App and web page records:

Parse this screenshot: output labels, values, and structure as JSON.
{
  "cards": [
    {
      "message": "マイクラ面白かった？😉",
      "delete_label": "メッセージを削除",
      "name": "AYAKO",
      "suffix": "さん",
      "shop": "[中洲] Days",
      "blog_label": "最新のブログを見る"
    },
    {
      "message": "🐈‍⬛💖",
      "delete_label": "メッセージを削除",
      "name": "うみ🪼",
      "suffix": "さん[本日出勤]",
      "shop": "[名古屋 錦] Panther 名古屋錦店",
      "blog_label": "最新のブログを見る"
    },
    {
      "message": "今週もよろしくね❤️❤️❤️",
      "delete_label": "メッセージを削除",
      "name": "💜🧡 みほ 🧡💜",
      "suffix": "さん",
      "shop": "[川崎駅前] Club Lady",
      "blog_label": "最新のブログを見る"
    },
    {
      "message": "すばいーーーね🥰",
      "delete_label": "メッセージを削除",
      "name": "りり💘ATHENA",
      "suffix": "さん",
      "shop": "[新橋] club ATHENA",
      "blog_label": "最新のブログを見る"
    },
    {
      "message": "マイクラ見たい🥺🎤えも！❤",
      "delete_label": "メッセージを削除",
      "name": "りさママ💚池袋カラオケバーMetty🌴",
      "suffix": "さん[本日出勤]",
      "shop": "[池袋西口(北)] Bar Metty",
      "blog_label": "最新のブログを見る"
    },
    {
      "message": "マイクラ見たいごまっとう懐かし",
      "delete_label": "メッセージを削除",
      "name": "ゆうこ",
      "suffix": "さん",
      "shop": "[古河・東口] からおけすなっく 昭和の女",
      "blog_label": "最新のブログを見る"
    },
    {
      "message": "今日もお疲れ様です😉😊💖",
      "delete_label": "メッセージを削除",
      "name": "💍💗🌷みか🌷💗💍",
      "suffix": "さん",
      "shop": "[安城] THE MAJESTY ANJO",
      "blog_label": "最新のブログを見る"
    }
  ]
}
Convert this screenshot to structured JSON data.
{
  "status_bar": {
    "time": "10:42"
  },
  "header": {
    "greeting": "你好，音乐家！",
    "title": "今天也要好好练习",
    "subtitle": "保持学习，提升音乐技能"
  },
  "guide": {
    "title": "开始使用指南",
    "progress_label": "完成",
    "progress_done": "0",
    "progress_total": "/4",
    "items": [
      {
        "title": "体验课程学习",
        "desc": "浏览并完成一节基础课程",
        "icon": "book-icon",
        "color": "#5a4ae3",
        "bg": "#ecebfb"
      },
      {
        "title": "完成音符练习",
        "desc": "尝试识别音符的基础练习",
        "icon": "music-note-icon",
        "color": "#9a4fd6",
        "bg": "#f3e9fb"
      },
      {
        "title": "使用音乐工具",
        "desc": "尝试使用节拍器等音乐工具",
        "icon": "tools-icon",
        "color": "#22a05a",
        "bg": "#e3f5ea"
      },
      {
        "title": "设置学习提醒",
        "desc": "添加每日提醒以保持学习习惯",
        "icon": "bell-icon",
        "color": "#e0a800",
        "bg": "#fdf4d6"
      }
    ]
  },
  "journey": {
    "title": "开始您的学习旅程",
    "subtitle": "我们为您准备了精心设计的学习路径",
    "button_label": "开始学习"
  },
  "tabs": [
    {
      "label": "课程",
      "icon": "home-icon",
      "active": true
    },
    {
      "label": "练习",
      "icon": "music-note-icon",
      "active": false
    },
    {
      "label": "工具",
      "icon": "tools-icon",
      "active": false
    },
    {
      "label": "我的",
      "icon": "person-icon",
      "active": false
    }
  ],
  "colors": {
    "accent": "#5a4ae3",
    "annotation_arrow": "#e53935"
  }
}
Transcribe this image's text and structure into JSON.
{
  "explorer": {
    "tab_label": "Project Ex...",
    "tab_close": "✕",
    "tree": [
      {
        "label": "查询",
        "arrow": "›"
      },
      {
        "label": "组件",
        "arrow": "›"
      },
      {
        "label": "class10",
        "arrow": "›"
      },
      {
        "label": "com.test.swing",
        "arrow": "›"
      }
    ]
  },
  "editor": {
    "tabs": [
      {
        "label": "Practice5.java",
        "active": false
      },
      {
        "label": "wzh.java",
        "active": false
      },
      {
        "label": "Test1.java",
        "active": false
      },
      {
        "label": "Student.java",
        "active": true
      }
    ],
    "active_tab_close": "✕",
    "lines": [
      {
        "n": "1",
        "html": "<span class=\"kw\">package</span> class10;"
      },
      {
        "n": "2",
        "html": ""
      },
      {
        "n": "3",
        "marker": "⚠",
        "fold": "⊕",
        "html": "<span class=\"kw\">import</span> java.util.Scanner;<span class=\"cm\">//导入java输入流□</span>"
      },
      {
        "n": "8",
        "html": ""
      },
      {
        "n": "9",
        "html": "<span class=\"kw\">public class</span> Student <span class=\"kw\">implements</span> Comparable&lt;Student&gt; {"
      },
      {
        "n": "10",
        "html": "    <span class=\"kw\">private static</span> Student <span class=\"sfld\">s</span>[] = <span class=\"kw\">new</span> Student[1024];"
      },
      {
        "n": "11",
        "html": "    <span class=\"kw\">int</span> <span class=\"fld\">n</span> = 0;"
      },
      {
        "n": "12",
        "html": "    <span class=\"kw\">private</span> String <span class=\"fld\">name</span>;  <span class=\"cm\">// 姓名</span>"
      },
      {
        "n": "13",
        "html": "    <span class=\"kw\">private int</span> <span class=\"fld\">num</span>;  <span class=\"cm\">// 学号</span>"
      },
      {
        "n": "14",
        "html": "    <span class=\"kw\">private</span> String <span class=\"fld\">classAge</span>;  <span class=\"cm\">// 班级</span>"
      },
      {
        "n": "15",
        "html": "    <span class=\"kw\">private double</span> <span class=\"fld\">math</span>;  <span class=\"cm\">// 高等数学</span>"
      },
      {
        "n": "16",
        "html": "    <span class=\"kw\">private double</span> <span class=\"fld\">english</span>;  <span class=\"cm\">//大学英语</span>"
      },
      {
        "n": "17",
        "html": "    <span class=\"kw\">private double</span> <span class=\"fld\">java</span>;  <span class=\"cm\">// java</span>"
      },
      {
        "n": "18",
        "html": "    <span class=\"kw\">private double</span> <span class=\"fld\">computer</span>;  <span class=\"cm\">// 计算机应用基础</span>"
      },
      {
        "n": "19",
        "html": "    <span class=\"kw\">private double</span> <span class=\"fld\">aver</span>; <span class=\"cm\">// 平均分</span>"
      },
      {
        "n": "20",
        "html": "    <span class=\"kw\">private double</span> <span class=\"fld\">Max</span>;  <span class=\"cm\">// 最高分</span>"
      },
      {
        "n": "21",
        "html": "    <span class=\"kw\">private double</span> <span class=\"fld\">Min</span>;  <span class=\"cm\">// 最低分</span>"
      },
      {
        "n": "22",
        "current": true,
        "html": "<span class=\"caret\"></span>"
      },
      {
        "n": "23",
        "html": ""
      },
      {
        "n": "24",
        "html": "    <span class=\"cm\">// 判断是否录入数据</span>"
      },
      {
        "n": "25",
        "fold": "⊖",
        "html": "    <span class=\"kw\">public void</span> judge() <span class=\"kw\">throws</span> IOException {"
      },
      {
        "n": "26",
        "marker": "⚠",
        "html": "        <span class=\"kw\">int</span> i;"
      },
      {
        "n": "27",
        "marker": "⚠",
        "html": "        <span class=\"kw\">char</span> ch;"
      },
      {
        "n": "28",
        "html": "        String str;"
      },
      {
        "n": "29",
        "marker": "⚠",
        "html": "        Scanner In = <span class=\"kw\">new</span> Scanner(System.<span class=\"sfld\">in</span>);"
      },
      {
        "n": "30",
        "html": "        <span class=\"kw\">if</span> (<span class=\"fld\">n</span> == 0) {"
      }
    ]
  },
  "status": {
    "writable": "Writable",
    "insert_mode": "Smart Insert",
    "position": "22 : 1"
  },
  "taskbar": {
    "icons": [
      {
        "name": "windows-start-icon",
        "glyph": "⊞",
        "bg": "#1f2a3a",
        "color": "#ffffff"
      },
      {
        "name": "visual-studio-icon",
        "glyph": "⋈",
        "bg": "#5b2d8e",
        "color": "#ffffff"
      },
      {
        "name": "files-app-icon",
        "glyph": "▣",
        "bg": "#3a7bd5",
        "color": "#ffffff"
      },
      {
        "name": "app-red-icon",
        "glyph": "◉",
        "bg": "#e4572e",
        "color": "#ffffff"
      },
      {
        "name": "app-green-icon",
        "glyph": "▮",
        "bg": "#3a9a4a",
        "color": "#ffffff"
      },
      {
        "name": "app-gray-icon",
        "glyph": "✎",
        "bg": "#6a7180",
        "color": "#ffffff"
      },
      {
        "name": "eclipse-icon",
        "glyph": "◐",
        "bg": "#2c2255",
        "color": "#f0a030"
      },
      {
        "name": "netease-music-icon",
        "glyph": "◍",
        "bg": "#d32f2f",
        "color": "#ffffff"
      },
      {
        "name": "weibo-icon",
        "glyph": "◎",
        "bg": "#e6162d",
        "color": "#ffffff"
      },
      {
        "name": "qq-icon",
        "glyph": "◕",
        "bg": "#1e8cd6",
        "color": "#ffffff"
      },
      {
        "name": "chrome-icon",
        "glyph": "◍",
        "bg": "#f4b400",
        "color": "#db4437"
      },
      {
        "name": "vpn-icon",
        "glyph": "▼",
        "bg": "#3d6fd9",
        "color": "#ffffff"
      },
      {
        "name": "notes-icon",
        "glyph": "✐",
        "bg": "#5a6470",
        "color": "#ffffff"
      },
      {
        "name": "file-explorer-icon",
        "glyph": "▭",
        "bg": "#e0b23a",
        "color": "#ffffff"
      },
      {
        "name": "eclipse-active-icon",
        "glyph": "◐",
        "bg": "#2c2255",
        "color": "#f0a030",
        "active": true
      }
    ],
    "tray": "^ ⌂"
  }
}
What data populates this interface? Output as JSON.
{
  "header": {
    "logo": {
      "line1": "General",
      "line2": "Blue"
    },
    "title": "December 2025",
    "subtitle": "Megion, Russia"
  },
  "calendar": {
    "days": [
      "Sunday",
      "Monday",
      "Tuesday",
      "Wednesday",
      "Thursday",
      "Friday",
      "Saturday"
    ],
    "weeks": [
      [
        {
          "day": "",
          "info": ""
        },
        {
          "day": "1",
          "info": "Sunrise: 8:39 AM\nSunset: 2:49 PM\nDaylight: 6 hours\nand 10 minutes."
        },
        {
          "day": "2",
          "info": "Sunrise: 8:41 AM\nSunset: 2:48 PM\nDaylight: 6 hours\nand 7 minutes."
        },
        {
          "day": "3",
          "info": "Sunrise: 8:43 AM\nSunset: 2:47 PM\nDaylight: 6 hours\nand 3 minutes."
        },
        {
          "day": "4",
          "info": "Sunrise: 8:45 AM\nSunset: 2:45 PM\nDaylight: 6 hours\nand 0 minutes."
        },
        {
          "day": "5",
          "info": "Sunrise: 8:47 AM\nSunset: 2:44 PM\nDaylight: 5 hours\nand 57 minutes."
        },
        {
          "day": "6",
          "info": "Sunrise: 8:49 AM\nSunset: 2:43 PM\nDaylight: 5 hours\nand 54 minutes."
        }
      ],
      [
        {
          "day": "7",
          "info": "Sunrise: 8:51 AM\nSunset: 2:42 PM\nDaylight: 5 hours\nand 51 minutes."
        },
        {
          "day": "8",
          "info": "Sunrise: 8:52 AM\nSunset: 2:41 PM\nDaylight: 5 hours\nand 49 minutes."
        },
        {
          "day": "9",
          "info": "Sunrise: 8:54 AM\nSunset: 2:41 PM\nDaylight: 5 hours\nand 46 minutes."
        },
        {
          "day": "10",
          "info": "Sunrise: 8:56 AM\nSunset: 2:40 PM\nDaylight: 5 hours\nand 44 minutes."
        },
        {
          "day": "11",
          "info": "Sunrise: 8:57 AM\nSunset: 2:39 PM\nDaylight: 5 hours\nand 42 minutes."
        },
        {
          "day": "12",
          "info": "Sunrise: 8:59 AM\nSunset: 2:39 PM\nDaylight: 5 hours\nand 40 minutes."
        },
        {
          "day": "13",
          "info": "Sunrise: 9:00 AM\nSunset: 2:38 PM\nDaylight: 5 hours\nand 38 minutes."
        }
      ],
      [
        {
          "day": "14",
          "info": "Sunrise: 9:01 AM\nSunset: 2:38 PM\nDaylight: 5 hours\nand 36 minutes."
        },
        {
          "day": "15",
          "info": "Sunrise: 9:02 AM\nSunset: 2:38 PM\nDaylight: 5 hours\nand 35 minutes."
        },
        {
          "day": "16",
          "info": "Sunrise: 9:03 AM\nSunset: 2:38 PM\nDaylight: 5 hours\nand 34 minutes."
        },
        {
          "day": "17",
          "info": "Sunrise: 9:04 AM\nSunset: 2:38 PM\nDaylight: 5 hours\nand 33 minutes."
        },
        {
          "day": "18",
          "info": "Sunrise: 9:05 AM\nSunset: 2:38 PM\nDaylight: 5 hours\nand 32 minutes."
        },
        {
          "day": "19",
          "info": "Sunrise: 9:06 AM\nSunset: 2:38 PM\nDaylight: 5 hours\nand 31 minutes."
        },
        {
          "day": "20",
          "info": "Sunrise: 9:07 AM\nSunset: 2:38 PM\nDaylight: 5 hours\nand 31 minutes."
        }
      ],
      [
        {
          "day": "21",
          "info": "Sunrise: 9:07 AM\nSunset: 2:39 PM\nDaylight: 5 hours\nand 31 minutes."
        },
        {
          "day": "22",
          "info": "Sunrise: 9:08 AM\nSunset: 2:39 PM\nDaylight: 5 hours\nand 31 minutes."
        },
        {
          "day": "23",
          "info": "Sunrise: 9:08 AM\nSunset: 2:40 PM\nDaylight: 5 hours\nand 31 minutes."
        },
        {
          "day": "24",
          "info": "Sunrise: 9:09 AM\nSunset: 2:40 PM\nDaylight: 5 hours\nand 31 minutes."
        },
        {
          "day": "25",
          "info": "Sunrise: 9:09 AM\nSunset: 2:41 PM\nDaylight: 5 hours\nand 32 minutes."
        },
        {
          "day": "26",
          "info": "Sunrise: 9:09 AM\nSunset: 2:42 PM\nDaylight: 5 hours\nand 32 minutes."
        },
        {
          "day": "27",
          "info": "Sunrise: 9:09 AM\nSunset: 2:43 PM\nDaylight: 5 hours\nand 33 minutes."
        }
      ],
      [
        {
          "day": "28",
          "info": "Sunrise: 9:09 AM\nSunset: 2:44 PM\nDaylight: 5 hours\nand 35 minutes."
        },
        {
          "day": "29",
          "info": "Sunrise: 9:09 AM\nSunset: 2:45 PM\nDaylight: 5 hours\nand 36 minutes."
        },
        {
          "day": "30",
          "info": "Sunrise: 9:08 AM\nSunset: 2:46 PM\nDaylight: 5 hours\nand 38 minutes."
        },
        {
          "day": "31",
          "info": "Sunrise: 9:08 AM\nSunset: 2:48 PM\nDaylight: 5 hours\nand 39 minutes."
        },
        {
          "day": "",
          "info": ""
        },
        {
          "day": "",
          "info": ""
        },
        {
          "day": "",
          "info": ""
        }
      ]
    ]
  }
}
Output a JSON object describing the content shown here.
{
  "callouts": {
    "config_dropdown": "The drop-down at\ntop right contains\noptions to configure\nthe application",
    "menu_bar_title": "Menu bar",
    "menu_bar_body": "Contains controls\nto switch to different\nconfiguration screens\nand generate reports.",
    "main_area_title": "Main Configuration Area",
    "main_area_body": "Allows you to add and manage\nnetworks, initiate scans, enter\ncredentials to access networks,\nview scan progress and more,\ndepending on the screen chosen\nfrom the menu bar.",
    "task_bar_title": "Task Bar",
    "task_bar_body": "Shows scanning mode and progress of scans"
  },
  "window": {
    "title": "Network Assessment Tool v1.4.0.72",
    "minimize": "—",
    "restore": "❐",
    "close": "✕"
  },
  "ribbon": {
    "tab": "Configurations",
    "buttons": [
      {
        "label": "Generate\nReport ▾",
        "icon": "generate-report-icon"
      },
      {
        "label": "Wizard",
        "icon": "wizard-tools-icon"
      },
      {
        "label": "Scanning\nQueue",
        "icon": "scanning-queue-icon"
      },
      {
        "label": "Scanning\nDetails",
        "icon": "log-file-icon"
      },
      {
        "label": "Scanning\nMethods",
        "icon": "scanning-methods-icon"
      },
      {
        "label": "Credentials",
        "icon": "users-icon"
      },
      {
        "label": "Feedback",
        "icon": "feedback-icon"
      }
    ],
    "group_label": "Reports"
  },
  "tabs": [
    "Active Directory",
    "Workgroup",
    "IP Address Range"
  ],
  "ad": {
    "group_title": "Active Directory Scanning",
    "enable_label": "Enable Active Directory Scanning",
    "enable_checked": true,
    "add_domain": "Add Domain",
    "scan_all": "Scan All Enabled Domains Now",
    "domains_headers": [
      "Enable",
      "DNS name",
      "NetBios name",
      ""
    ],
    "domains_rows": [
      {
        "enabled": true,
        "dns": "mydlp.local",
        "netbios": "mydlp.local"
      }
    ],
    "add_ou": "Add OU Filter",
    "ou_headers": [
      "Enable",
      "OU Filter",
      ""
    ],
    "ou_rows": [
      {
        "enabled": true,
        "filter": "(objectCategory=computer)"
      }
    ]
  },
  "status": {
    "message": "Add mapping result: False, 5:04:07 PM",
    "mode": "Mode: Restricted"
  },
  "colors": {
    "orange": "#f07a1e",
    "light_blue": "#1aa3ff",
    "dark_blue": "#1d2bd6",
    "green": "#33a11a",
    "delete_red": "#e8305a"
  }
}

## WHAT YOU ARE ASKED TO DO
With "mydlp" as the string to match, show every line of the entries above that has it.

## EXERCISE RESULT
        "dns": "mydlp.local",
        "netbios": "mydlp.local"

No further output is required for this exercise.